### TASK DESCRIPTION
The goal is an unaltered copy of the records below, minus any images.

Web page and app entries:
>>>>

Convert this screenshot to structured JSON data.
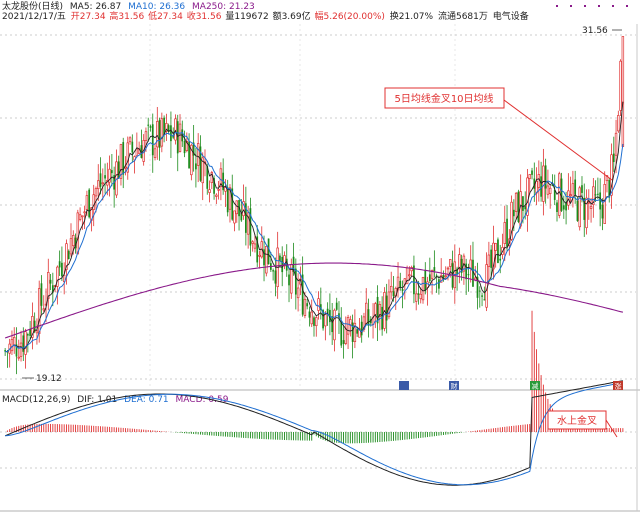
{
  "header": {
    "title": "太龙股份(日线)",
    "ma5": "MA5: 26.87",
    "ma10": "MA10: 26.36",
    "ma250": "MA250: 21.23",
    "date": "2021/12/17/五",
    "open": "开27.34",
    "high": "高31.56",
    "low": "低27.34",
    "close": "收31.56",
    "volume": "量119672",
    "amount": "额3.69亿",
    "change": "幅5.26(20.00%)",
    "turnover": "换21.07%",
    "float": "流通5681万",
    "sector": "电气设备"
  },
  "price_labels": {
    "high": "31.56",
    "low": "19.12"
  },
  "annotations": {
    "ma_cross": "5日均线金叉10日均线",
    "macd_cross": "水上金叉"
  },
  "markers": [
    "",
    "财",
    "减",
    "涨"
  ],
  "macd_header": {
    "name": "MACD(12,26,9)",
    "dif": "DIF: 1.01",
    "dea": "DEA: 0.71",
    "macd": "MACD: 0.59"
  },
  "colors": {
    "up": "#e03030",
    "down": "#1a8a1a",
    "ma5": "#222222",
    "ma10": "#1f6fd1",
    "ma250": "#8a1a8a",
    "annotation": "#e03030"
  },
  "chart_data": {
    "type": "candlestick",
    "price_high": 31.56,
    "price_low": 19.12,
    "x_axis": "trading days (unlabeled)",
    "y_axis": "price (unlabeled)",
    "indicators": [
      "MA5",
      "MA10",
      "MA250",
      "MACD(12,26,9)"
    ],
    "latest": {
      "open": 27.34,
      "high": 31.56,
      "low": 27.34,
      "close": 31.56,
      "change_pct": 20.0
    },
    "macd_latest": {
      "dif": 1.01,
      "dea": 0.71,
      "macd": 0.59
    }
  }
}
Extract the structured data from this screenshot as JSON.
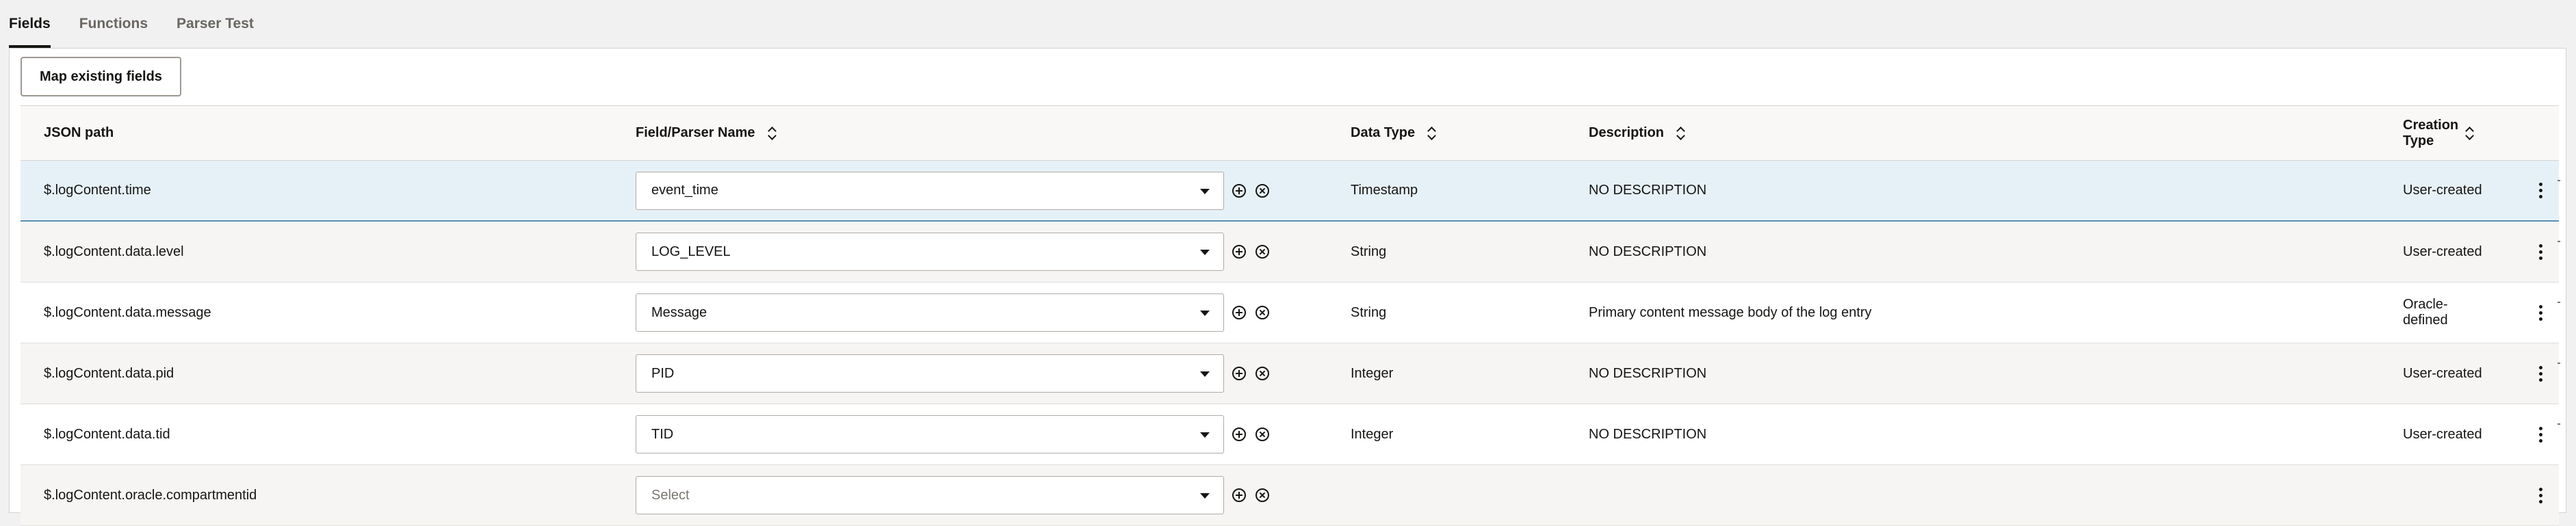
{
  "tabs": [
    {
      "label": "Fields",
      "active": true
    },
    {
      "label": "Functions",
      "active": false
    },
    {
      "label": "Parser Test",
      "active": false
    }
  ],
  "toolbar": {
    "map_button_label": "Map existing fields"
  },
  "table": {
    "headers": {
      "json_path": "JSON path",
      "field_parser_name": "Field/Parser Name",
      "data_type": "Data Type",
      "description": "Description",
      "creation_type_line1": "Creation",
      "creation_type_line2": "Type"
    },
    "rows": [
      {
        "json_path": "$.logContent.time",
        "field": "event_time",
        "data_type": "Timestamp",
        "description": "NO DESCRIPTION",
        "creation_line1": "User-created",
        "creation_line2": ""
      },
      {
        "json_path": "$.logContent.data.level",
        "field": "LOG_LEVEL",
        "data_type": "String",
        "description": "NO DESCRIPTION",
        "creation_line1": "User-created",
        "creation_line2": ""
      },
      {
        "json_path": "$.logContent.data.message",
        "field": "Message",
        "data_type": "String",
        "description": "Primary content message body of the log entry",
        "creation_line1": "Oracle-",
        "creation_line2": "defined"
      },
      {
        "json_path": "$.logContent.data.pid",
        "field": "PID",
        "data_type": "Integer",
        "description": "NO DESCRIPTION",
        "creation_line1": "User-created",
        "creation_line2": ""
      },
      {
        "json_path": "$.logContent.data.tid",
        "field": "TID",
        "data_type": "Integer",
        "description": "NO DESCRIPTION",
        "creation_line1": "User-created",
        "creation_line2": ""
      },
      {
        "json_path": "$.logContent.oracle.compartmentid",
        "field": "",
        "field_placeholder": "Select",
        "data_type": "",
        "description": "",
        "creation_line1": "",
        "creation_line2": ""
      }
    ]
  },
  "colors": {
    "selected_row_bg": "#e6f1f7",
    "selected_row_border": "#5b8fb3",
    "alt_row_bg": "#f6f5f4"
  }
}
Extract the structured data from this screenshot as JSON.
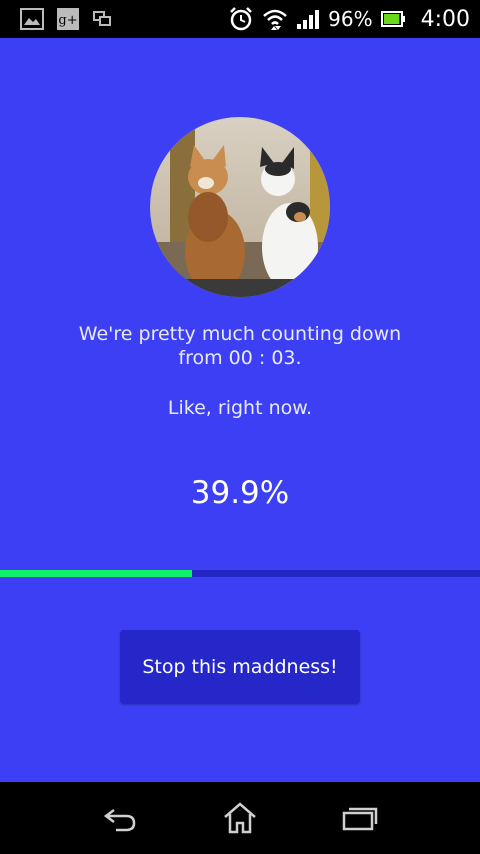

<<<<

### WRITTEN RESPONSE
Convert this screenshot to structured JSON data.
{
  "header": {
    "title": "太龙股份(日线)",
    "ma5": "MA5: 26.87",
    "ma10": "MA10: 26.36",
    "ma250": "MA250: 21.23",
    "date": "2021/12/17/五",
    "open": "开27.34",
    "high": "高31.56",
    "low": "低27.34",
    "close": "收31.56",
    "volume": "量119672",
    "amount": "额3.69亿",
    "change": "幅5.26(20.00%)",
    "turnover": "换21.07%",
    "float": "流通5681万",
    "sector": "电气设备"
  },
  "price_labels": {
    "high": "31.56",
    "low": "19.12"
  },
  "annotations": {
    "ma_cross": "5日均线金叉10日均线",
    "macd_cross": "水上金叉"
  },
  "markers": [
    "",
    "财",
    "减",
    "涨"
  ],
  "macd_header": {
    "name": "MACD(12,26,9)",
    "dif": "DIF: 1.01",
    "dea": "DEA: 0.71",
    "macd": "MACD: 0.59"
  },
  "colors": {
    "up": "#e03030",
    "down": "#1a8a1a",
    "ma5": "#222222",
    "ma10": "#1f6fd1",
    "ma250": "#8a1a8a",
    "annotation": "#e03030"
  },
  "chart_data": {
    "type": "candlestick",
    "price_high": 31.56,
    "price_low": 19.12,
    "x_axis": "trading days (unlabeled)",
    "y_axis": "price (unlabeled)",
    "indicators": [
      "MA5",
      "MA10",
      "MA250",
      "MACD(12,26,9)"
    ],
    "latest": {
      "open": 27.34,
      "high": 31.56,
      "low": 27.34,
      "close": 31.56,
      "change_pct": 20.0
    },
    "macd_latest": {
      "dif": 1.01,
      "dea": 0.71,
      "macd": 0.59
    }
  }
}
Extract the structured data from this screenshot as JSON.
{
  "tabs": [
    {
      "label": "Fields",
      "active": true
    },
    {
      "label": "Functions",
      "active": false
    },
    {
      "label": "Parser Test",
      "active": false
    }
  ],
  "toolbar": {
    "map_button_label": "Map existing fields"
  },
  "table": {
    "headers": {
      "json_path": "JSON path",
      "field_parser_name": "Field/Parser Name",
      "data_type": "Data Type",
      "description": "Description",
      "creation_type_line1": "Creation",
      "creation_type_line2": "Type"
    },
    "rows": [
      {
        "json_path": "$.logContent.time",
        "field": "event_time",
        "data_type": "Timestamp",
        "description": "NO DESCRIPTION",
        "creation_line1": "User-created",
        "creation_line2": ""
      },
      {
        "json_path": "$.logContent.data.level",
        "field": "LOG_LEVEL",
        "data_type": "String",
        "description": "NO DESCRIPTION",
        "creation_line1": "User-created",
        "creation_line2": ""
      },
      {
        "json_path": "$.logContent.data.message",
        "field": "Message",
        "data_type": "String",
        "description": "Primary content message body of the log entry",
        "creation_line1": "Oracle-",
        "creation_line2": "defined"
      },
      {
        "json_path": "$.logContent.data.pid",
        "field": "PID",
        "data_type": "Integer",
        "description": "NO DESCRIPTION",
        "creation_line1": "User-created",
        "creation_line2": ""
      },
      {
        "json_path": "$.logContent.data.tid",
        "field": "TID",
        "data_type": "Integer",
        "description": "NO DESCRIPTION",
        "creation_line1": "User-created",
        "creation_line2": ""
      },
      {
        "json_path": "$.logContent.oracle.compartmentid",
        "field": "",
        "field_placeholder": "Select",
        "data_type": "",
        "description": "",
        "creation_line1": "",
        "creation_line2": ""
      }
    ]
  },
  "colors": {
    "selected_row_bg": "#e6f1f7",
    "selected_row_border": "#5b8fb3",
    "alt_row_bg": "#f6f5f4"
  }
}
Extract the structured data from this screenshot as JSON.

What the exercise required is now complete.